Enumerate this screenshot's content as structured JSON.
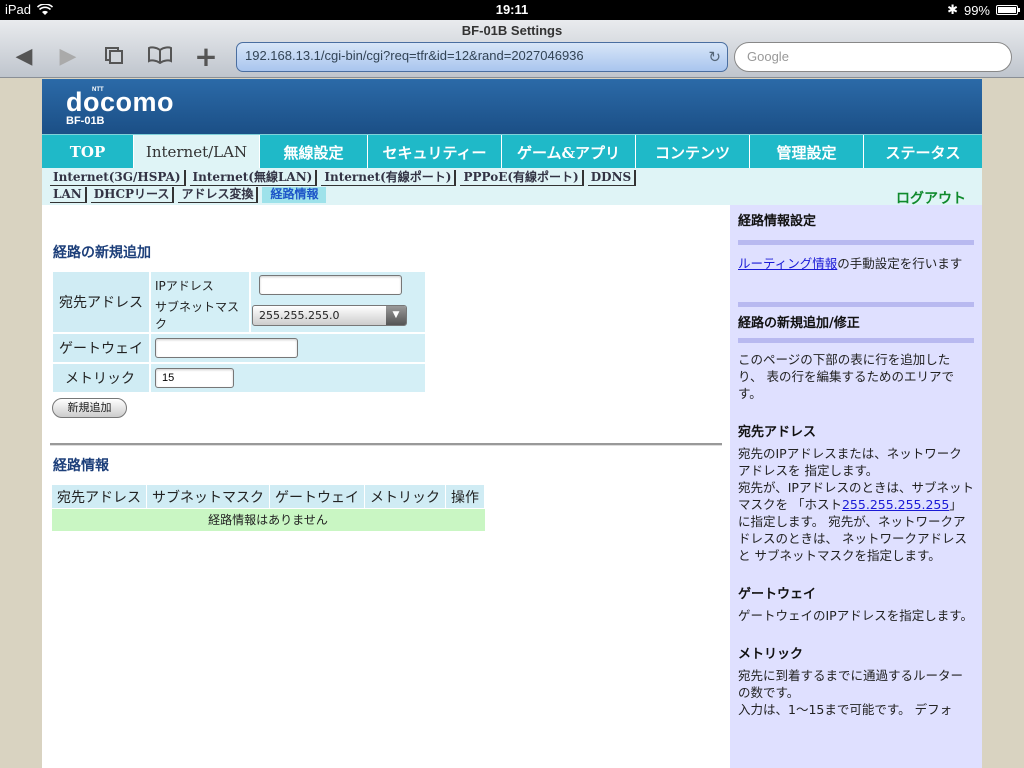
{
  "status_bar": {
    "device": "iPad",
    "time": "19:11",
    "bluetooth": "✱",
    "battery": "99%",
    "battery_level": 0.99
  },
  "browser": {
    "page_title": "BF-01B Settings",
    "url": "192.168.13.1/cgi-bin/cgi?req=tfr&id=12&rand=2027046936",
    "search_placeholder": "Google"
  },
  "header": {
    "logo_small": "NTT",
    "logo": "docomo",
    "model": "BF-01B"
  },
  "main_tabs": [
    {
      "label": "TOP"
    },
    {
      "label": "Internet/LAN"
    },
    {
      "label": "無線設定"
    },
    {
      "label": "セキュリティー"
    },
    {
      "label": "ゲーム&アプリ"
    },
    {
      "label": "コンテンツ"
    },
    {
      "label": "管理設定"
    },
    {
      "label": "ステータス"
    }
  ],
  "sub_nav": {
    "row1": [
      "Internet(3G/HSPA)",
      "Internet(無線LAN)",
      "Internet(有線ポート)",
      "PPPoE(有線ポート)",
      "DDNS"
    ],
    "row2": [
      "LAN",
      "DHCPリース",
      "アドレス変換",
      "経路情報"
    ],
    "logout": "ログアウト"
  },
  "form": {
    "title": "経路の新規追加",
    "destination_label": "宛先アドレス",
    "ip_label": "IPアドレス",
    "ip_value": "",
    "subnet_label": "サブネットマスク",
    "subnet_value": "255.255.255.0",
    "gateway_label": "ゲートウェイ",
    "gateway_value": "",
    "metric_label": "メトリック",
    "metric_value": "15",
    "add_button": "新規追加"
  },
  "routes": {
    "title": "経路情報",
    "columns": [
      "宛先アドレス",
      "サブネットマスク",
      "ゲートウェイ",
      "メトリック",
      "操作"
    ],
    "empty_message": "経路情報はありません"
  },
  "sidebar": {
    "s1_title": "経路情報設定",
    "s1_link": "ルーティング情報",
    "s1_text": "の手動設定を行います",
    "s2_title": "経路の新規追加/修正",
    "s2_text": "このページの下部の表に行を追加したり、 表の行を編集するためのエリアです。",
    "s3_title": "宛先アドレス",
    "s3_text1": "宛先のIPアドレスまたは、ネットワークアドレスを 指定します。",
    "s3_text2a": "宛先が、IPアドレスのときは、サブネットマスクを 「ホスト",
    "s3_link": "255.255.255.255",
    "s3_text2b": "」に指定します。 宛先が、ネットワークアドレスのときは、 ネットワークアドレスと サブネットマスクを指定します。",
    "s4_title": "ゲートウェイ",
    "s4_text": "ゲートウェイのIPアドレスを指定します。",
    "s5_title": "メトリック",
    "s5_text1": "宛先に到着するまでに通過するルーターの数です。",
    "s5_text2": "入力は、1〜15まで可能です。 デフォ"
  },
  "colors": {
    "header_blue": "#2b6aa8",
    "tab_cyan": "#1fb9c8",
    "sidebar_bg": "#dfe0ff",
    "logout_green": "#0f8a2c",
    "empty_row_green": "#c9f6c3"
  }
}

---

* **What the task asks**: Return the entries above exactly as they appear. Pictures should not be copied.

* **Written answer**:
Enumerate this screenshot's content as structured JSON.
{
  "status_bar": {
    "device": "iPad",
    "time": "19:11",
    "bluetooth": "✱",
    "battery": "99%",
    "battery_level": 0.99
  },
  "browser": {
    "page_title": "BF-01B Settings",
    "url": "192.168.13.1/cgi-bin/cgi?req=tfr&id=12&rand=2027046936",
    "search_placeholder": "Google"
  },
  "header": {
    "logo_small": "NTT",
    "logo": "docomo",
    "model": "BF-01B"
  },
  "main_tabs": [
    {
      "label": "TOP"
    },
    {
      "label": "Internet/LAN"
    },
    {
      "label": "無線設定"
    },
    {
      "label": "セキュリティー"
    },
    {
      "label": "ゲーム&アプリ"
    },
    {
      "label": "コンテンツ"
    },
    {
      "label": "管理設定"
    },
    {
      "label": "ステータス"
    }
  ],
  "sub_nav": {
    "row1": [
      "Internet(3G/HSPA)",
      "Internet(無線LAN)",
      "Internet(有線ポート)",
      "PPPoE(有線ポート)",
      "DDNS"
    ],
    "row2": [
      "LAN",
      "DHCPリース",
      "アドレス変換",
      "経路情報"
    ],
    "logout": "ログアウト"
  },
  "form": {
    "title": "経路の新規追加",
    "destination_label": "宛先アドレス",
    "ip_label": "IPアドレス",
    "ip_value": "",
    "subnet_label": "サブネットマスク",
    "subnet_value": "255.255.255.0",
    "gateway_label": "ゲートウェイ",
    "gateway_value": "",
    "metric_label": "メトリック",
    "metric_value": "15",
    "add_button": "新規追加"
  },
  "routes": {
    "title": "経路情報",
    "columns": [
      "宛先アドレス",
      "サブネットマスク",
      "ゲートウェイ",
      "メトリック",
      "操作"
    ],
    "empty_message": "経路情報はありません"
  },
  "sidebar": {
    "s1_title": "経路情報設定",
    "s1_link": "ルーティング情報",
    "s1_text": "の手動設定を行います",
    "s2_title": "経路の新規追加/修正",
    "s2_text": "このページの下部の表に行を追加したり、 表の行を編集するためのエリアです。",
    "s3_title": "宛先アドレス",
    "s3_text1": "宛先のIPアドレスまたは、ネットワークアドレスを 指定します。",
    "s3_text2a": "宛先が、IPアドレスのときは、サブネットマスクを 「ホスト",
    "s3_link": "255.255.255.255",
    "s3_text2b": "」に指定します。 宛先が、ネットワークアドレスのときは、 ネットワークアドレスと サブネットマスクを指定します。",
    "s4_title": "ゲートウェイ",
    "s4_text": "ゲートウェイのIPアドレスを指定します。",
    "s5_title": "メトリック",
    "s5_text1": "宛先に到着するまでに通過するルーターの数です。",
    "s5_text2": "入力は、1〜15まで可能です。 デフォ"
  },
  "colors": {
    "header_blue": "#2b6aa8",
    "tab_cyan": "#1fb9c8",
    "sidebar_bg": "#dfe0ff",
    "logout_green": "#0f8a2c",
    "empty_row_green": "#c9f6c3"
  }
}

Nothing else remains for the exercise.